©2013 RJ Thesman – “The Unraveling of Reverend G” – http://amzn.to/11QATC1
What a testimony, RJ. Such loss could make a woman bitter, but you have chosen to love instead and to spread your faith in God. Thank you.
I appreciate your comment, Kathy. It is only by God’s grace that we can change from bitter to better.
RJ, How well I can relate to your feelings! You expressed your sentiments so well. I think it’s beautiful that you plant those mums. I planted some flowers, too, and guess what? They never bloomed until the anniversary of my baby’s death! A true story! (I also released some doves, but they had their wings clipped as I bought them from the bird seller) and since I had several feral cats in my yard that I fed, I had to scoop them up quickly for their safety, raise them until their wings grew back and finally set them free a month later. Thank you for sharing this story to encourage others.
What a wonderful story, Amy, of how you cared for the doves and then released them. I’m so glad you had that moment of joy!
When we lost Shawn in 1986 a friend gave us a gardenia plant which still lives with us today, 27 years later. Each bloom is a gift of beauty and a bittersweet reminder of our three children living with God. When our infertility book, “Infertility’s Anguish,” was released in 2003 we almost lost this plant due to heat stress from a summer outdoors. But today, it is strong and healthy and blooming regularly. I believe these cherished living remembrances keep us from bitterness as they show us a living God, one who cares and heals.
Thank you for another confirmation, Jan, of how God sends his reminders that we are dearly loved. I’m so glad your gardenia lives on as a cherished reminder.
Rebecca, I did not know that you had struggled with infertility and miscarriage. I have not, and cannot even imagine that sort of loss. It blesses my heart to know that you are at peace, trusting the Lord to care for your children, and looking forward to meeting them in glory.
Thanks, Carie. We have such a hope, don’t we? For victory beyond this life and joy in the eternal future.
You write so beautifully! I want to also report to you that I’ve gotten a job! I am a counselor with Midwest ADP in Raymore Missouri. This ended 28 ,months without full time work! Praise to the Lord I say!!! 😉
Congratulations on your new job, Teresa! How wonderful! And thanks for the encouragement about my writing.

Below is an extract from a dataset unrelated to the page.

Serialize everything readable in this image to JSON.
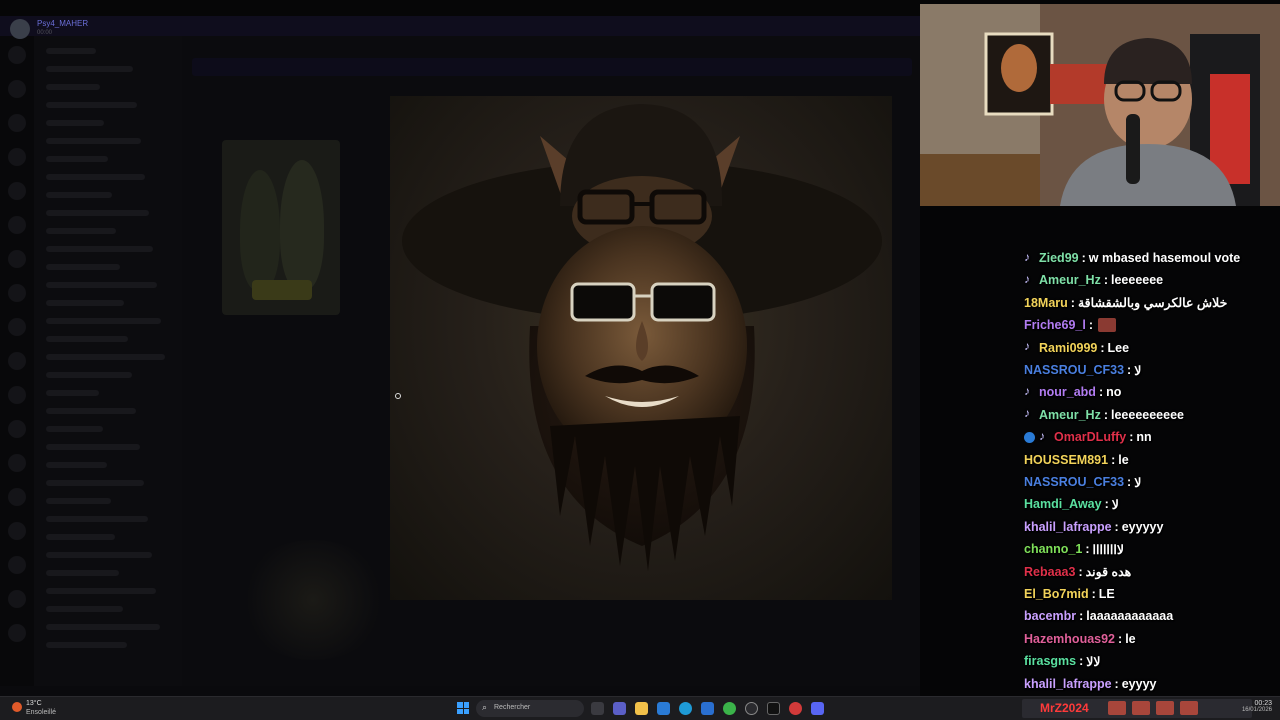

Beautiful post. I look forward to meeting Ryan and Rachel someday. So thankful for the hope of eternity.
Me, too. That hope springs eternal and keeps us going day by day.